Task description: Everything in the listing below must be duplicated exactly.
_____
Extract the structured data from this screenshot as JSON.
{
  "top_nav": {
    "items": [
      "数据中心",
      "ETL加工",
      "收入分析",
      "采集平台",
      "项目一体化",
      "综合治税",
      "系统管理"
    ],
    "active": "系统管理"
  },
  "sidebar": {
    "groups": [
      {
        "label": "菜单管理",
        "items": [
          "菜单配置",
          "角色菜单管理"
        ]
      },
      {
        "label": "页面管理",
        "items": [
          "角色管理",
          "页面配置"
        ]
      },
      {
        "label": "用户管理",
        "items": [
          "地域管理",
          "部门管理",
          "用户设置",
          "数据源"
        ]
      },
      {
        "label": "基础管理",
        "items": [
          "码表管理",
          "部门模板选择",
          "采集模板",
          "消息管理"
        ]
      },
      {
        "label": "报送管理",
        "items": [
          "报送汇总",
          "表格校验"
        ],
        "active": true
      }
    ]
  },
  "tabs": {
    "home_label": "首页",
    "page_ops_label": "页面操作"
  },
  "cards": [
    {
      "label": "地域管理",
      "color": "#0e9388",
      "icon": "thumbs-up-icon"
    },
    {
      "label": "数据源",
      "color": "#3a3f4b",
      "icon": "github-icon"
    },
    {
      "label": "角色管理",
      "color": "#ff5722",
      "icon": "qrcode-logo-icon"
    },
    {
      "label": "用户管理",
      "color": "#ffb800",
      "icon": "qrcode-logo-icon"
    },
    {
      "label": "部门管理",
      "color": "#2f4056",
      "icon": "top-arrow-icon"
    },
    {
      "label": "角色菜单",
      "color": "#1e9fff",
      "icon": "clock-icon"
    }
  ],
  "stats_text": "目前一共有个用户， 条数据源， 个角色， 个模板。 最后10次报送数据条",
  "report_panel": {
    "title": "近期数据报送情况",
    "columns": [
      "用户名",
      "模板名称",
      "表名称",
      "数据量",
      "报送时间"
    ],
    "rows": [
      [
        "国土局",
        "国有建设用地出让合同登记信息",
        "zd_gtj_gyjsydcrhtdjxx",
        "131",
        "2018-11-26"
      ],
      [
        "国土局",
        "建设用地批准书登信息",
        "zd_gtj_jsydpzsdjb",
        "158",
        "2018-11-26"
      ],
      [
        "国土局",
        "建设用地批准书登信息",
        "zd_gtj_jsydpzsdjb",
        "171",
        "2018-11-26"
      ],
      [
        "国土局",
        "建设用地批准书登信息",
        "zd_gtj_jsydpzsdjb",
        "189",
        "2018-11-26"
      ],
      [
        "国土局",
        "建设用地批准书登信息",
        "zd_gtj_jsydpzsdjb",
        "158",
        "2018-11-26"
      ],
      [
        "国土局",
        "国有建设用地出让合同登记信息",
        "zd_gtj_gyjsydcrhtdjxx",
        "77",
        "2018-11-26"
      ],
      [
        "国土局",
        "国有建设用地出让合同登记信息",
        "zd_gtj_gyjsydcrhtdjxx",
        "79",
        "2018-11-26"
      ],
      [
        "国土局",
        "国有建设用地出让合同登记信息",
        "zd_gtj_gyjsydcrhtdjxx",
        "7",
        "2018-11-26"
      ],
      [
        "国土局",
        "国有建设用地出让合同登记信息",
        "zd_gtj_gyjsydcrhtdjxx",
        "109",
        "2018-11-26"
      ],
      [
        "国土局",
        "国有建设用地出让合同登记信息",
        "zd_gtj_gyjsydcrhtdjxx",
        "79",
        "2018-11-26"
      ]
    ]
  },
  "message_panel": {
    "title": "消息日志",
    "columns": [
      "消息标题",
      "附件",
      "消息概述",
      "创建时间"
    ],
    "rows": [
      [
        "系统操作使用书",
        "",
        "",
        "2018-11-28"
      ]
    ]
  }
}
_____
Expected answer:
Extract the structured data from this screenshot as JSON.
{
  "top_nav": {
    "items": [
      "数据中心",
      "ETL加工",
      "收入分析",
      "采集平台",
      "项目一体化",
      "综合治税",
      "系统管理"
    ],
    "active": "系统管理"
  },
  "sidebar": {
    "groups": [
      {
        "label": "菜单管理",
        "items": [
          "菜单配置",
          "角色菜单管理"
        ]
      },
      {
        "label": "页面管理",
        "items": [
          "角色管理",
          "页面配置"
        ]
      },
      {
        "label": "用户管理",
        "items": [
          "地域管理",
          "部门管理",
          "用户设置",
          "数据源"
        ]
      },
      {
        "label": "基础管理",
        "items": [
          "码表管理",
          "部门模板选择",
          "采集模板",
          "消息管理"
        ]
      },
      {
        "label": "报送管理",
        "items": [
          "报送汇总",
          "表格校验"
        ],
        "active": true
      }
    ]
  },
  "tabs": {
    "home_label": "首页",
    "page_ops_label": "页面操作"
  },
  "cards": [
    {
      "label": "地域管理",
      "color": "#0e9388",
      "icon": "thumbs-up-icon"
    },
    {
      "label": "数据源",
      "color": "#3a3f4b",
      "icon": "github-icon"
    },
    {
      "label": "角色管理",
      "color": "#ff5722",
      "icon": "qrcode-logo-icon"
    },
    {
      "label": "用户管理",
      "color": "#ffb800",
      "icon": "qrcode-logo-icon"
    },
    {
      "label": "部门管理",
      "color": "#2f4056",
      "icon": "top-arrow-icon"
    },
    {
      "label": "角色菜单",
      "color": "#1e9fff",
      "icon": "clock-icon"
    }
  ],
  "stats_text": "目前一共有个用户， 条数据源， 个角色， 个模板。 最后10次报送数据条",
  "report_panel": {
    "title": "近期数据报送情况",
    "columns": [
      "用户名",
      "模板名称",
      "表名称",
      "数据量",
      "报送时间"
    ],
    "rows": [
      [
        "国土局",
        "国有建设用地出让合同登记信息",
        "zd_gtj_gyjsydcrhtdjxx",
        "131",
        "2018-11-26"
      ],
      [
        "国土局",
        "建设用地批准书登信息",
        "zd_gtj_jsydpzsdjb",
        "158",
        "2018-11-26"
      ],
      [
        "国土局",
        "建设用地批准书登信息",
        "zd_gtj_jsydpzsdjb",
        "171",
        "2018-11-26"
      ],
      [
        "国土局",
        "建设用地批准书登信息",
        "zd_gtj_jsydpzsdjb",
        "189",
        "2018-11-26"
      ],
      [
        "国土局",
        "建设用地批准书登信息",
        "zd_gtj_jsydpzsdjb",
        "158",
        "2018-11-26"
      ],
      [
        "国土局",
        "国有建设用地出让合同登记信息",
        "zd_gtj_gyjsydcrhtdjxx",
        "77",
        "2018-11-26"
      ],
      [
        "国土局",
        "国有建设用地出让合同登记信息",
        "zd_gtj_gyjsydcrhtdjxx",
        "79",
        "2018-11-26"
      ],
      [
        "国土局",
        "国有建设用地出让合同登记信息",
        "zd_gtj_gyjsydcrhtdjxx",
        "7",
        "2018-11-26"
      ],
      [
        "国土局",
        "国有建设用地出让合同登记信息",
        "zd_gtj_gyjsydcrhtdjxx",
        "109",
        "2018-11-26"
      ],
      [
        "国土局",
        "国有建设用地出让合同登记信息",
        "zd_gtj_gyjsydcrhtdjxx",
        "79",
        "2018-11-26"
      ]
    ]
  },
  "message_panel": {
    "title": "消息日志",
    "columns": [
      "消息标题",
      "附件",
      "消息概述",
      "创建时间"
    ],
    "rows": [
      [
        "系统操作使用书",
        "",
        "",
        "2018-11-28"
      ]
    ]
  }
}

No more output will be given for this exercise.